TASK DIRECTIONS
Send each entry back exactly as given, pictures excluded.
****************
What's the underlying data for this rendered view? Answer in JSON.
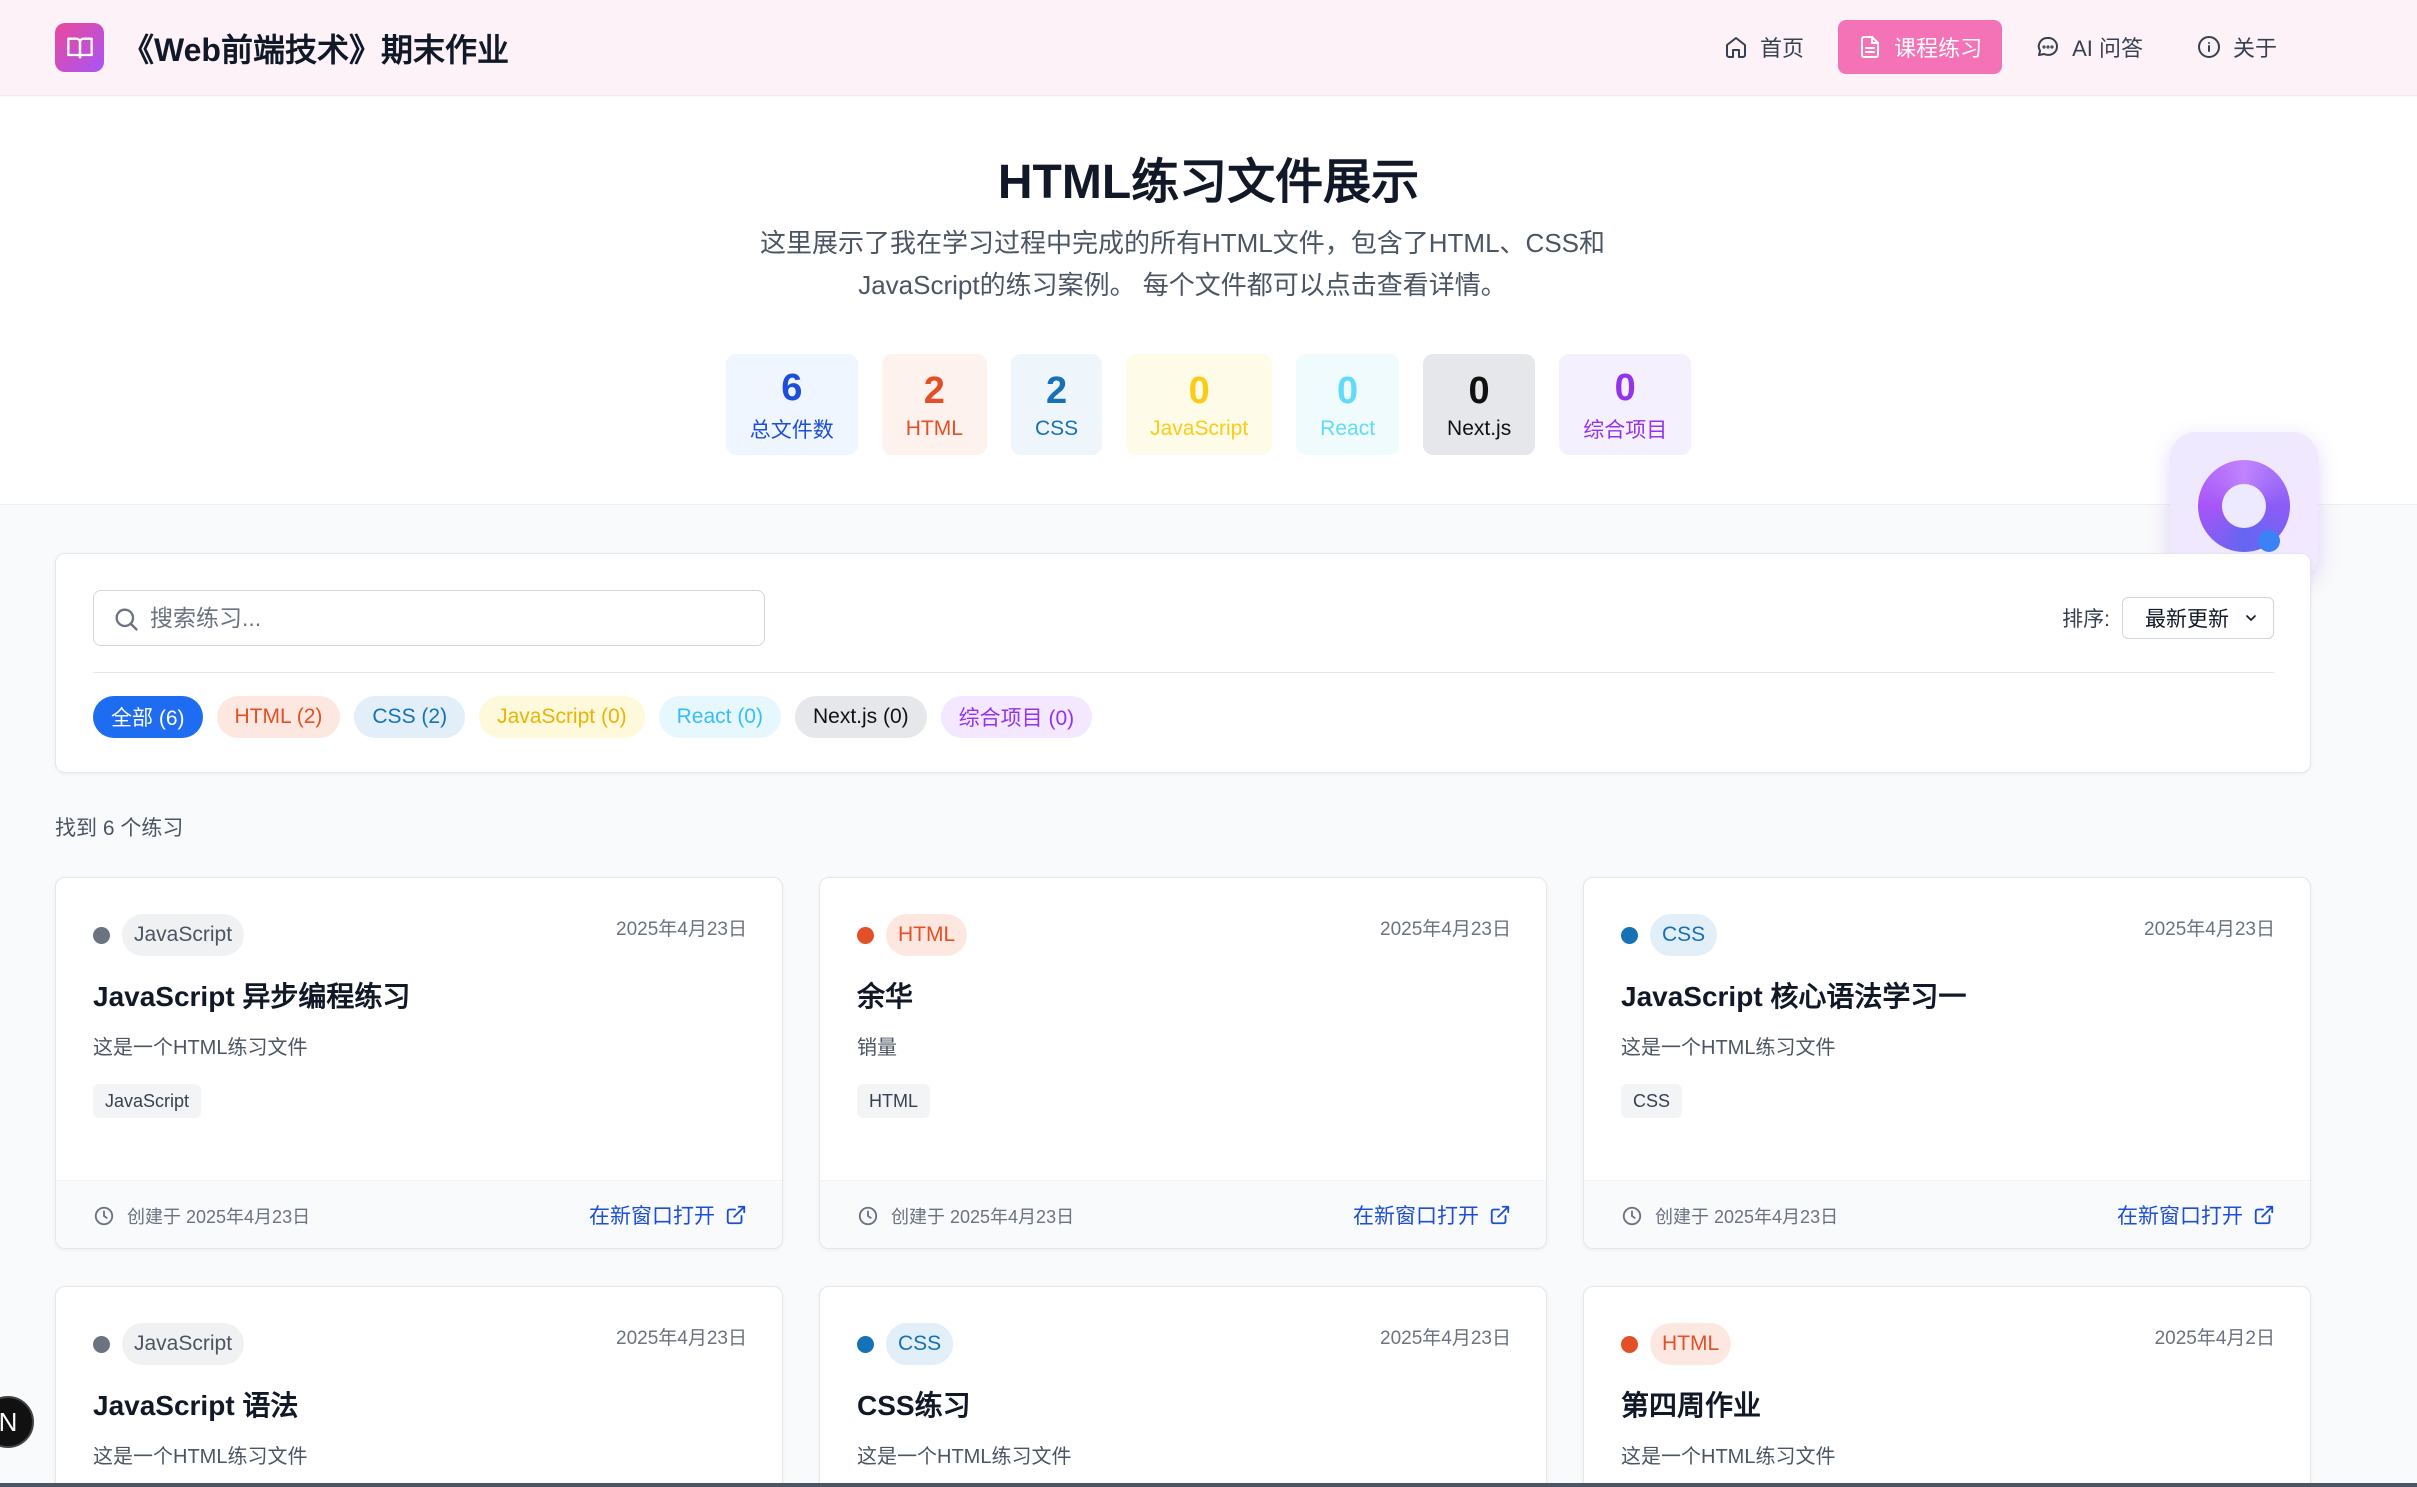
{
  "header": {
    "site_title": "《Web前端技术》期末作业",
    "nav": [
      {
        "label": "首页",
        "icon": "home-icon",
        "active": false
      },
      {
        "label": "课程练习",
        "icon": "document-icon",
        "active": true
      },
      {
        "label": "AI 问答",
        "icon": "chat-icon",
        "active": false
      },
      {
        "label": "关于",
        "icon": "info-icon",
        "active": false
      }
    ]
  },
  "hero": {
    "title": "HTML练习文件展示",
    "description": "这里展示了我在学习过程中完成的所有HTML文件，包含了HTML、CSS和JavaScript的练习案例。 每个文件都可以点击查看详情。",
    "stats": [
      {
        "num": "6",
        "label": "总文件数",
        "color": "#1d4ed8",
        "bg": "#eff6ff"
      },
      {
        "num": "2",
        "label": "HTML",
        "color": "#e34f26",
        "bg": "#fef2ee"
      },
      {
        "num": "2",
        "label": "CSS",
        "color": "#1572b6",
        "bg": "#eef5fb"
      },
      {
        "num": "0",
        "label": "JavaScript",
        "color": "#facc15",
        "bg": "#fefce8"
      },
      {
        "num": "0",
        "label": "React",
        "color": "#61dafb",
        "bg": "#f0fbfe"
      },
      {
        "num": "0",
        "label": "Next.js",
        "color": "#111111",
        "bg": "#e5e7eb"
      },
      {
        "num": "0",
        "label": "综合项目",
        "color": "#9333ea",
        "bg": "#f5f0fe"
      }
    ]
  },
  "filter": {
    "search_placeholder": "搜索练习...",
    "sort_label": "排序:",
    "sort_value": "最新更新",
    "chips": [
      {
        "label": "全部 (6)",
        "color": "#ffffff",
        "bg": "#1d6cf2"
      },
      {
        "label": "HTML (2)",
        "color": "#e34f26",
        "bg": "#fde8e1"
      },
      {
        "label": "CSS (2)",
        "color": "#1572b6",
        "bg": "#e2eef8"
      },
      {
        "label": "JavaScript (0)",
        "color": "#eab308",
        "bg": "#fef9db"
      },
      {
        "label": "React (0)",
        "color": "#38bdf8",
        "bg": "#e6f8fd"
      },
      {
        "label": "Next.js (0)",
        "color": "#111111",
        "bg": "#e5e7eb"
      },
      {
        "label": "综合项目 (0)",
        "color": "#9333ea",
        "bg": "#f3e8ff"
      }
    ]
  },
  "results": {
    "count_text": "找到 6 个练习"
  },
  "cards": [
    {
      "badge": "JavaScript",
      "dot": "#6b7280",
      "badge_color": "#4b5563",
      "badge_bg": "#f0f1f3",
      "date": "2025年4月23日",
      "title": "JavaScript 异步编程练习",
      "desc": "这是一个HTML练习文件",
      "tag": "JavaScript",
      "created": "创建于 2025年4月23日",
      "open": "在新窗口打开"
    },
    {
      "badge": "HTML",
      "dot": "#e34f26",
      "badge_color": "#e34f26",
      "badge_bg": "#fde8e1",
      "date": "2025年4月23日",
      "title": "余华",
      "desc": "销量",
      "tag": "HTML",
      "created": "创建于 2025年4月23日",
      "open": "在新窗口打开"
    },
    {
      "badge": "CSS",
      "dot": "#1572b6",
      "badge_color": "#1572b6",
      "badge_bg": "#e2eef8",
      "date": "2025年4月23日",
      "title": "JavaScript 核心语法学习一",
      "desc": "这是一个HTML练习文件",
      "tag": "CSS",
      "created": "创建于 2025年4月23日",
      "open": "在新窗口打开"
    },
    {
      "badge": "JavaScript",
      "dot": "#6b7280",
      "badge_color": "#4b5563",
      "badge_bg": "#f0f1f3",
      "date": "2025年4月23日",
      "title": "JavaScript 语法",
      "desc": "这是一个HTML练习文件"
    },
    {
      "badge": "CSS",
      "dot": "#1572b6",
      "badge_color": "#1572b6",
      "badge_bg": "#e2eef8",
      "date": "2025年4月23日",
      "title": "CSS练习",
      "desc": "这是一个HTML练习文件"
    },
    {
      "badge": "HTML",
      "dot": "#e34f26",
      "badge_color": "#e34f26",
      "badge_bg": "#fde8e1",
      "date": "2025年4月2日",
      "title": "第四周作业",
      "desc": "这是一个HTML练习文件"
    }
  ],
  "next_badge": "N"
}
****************
RESULT
What's the underlying data for this rendered view? Answer in JSON.
{
  "header": {
    "site_title": "《Web前端技术》期末作业",
    "nav": [
      {
        "label": "首页",
        "icon": "home-icon",
        "active": false
      },
      {
        "label": "课程练习",
        "icon": "document-icon",
        "active": true
      },
      {
        "label": "AI 问答",
        "icon": "chat-icon",
        "active": false
      },
      {
        "label": "关于",
        "icon": "info-icon",
        "active": false
      }
    ]
  },
  "hero": {
    "title": "HTML练习文件展示",
    "description": "这里展示了我在学习过程中完成的所有HTML文件，包含了HTML、CSS和JavaScript的练习案例。 每个文件都可以点击查看详情。",
    "stats": [
      {
        "num": "6",
        "label": "总文件数",
        "color": "#1d4ed8",
        "bg": "#eff6ff"
      },
      {
        "num": "2",
        "label": "HTML",
        "color": "#e34f26",
        "bg": "#fef2ee"
      },
      {
        "num": "2",
        "label": "CSS",
        "color": "#1572b6",
        "bg": "#eef5fb"
      },
      {
        "num": "0",
        "label": "JavaScript",
        "color": "#facc15",
        "bg": "#fefce8"
      },
      {
        "num": "0",
        "label": "React",
        "color": "#61dafb",
        "bg": "#f0fbfe"
      },
      {
        "num": "0",
        "label": "Next.js",
        "color": "#111111",
        "bg": "#e5e7eb"
      },
      {
        "num": "0",
        "label": "综合项目",
        "color": "#9333ea",
        "bg": "#f5f0fe"
      }
    ]
  },
  "filter": {
    "search_placeholder": "搜索练习...",
    "sort_label": "排序:",
    "sort_value": "最新更新",
    "chips": [
      {
        "label": "全部 (6)",
        "color": "#ffffff",
        "bg": "#1d6cf2"
      },
      {
        "label": "HTML (2)",
        "color": "#e34f26",
        "bg": "#fde8e1"
      },
      {
        "label": "CSS (2)",
        "color": "#1572b6",
        "bg": "#e2eef8"
      },
      {
        "label": "JavaScript (0)",
        "color": "#eab308",
        "bg": "#fef9db"
      },
      {
        "label": "React (0)",
        "color": "#38bdf8",
        "bg": "#e6f8fd"
      },
      {
        "label": "Next.js (0)",
        "color": "#111111",
        "bg": "#e5e7eb"
      },
      {
        "label": "综合项目 (0)",
        "color": "#9333ea",
        "bg": "#f3e8ff"
      }
    ]
  },
  "results": {
    "count_text": "找到 6 个练习"
  },
  "cards": [
    {
      "badge": "JavaScript",
      "dot": "#6b7280",
      "badge_color": "#4b5563",
      "badge_bg": "#f0f1f3",
      "date": "2025年4月23日",
      "title": "JavaScript 异步编程练习",
      "desc": "这是一个HTML练习文件",
      "tag": "JavaScript",
      "created": "创建于 2025年4月23日",
      "open": "在新窗口打开"
    },
    {
      "badge": "HTML",
      "dot": "#e34f26",
      "badge_color": "#e34f26",
      "badge_bg": "#fde8e1",
      "date": "2025年4月23日",
      "title": "余华",
      "desc": "销量",
      "tag": "HTML",
      "created": "创建于 2025年4月23日",
      "open": "在新窗口打开"
    },
    {
      "badge": "CSS",
      "dot": "#1572b6",
      "badge_color": "#1572b6",
      "badge_bg": "#e2eef8",
      "date": "2025年4月23日",
      "title": "JavaScript 核心语法学习一",
      "desc": "这是一个HTML练习文件",
      "tag": "CSS",
      "created": "创建于 2025年4月23日",
      "open": "在新窗口打开"
    },
    {
      "badge": "JavaScript",
      "dot": "#6b7280",
      "badge_color": "#4b5563",
      "badge_bg": "#f0f1f3",
      "date": "2025年4月23日",
      "title": "JavaScript 语法",
      "desc": "这是一个HTML练习文件"
    },
    {
      "badge": "CSS",
      "dot": "#1572b6",
      "badge_color": "#1572b6",
      "badge_bg": "#e2eef8",
      "date": "2025年4月23日",
      "title": "CSS练习",
      "desc": "这是一个HTML练习文件"
    },
    {
      "badge": "HTML",
      "dot": "#e34f26",
      "badge_color": "#e34f26",
      "badge_bg": "#fde8e1",
      "date": "2025年4月2日",
      "title": "第四周作业",
      "desc": "这是一个HTML练习文件"
    }
  ],
  "next_badge": "N"
}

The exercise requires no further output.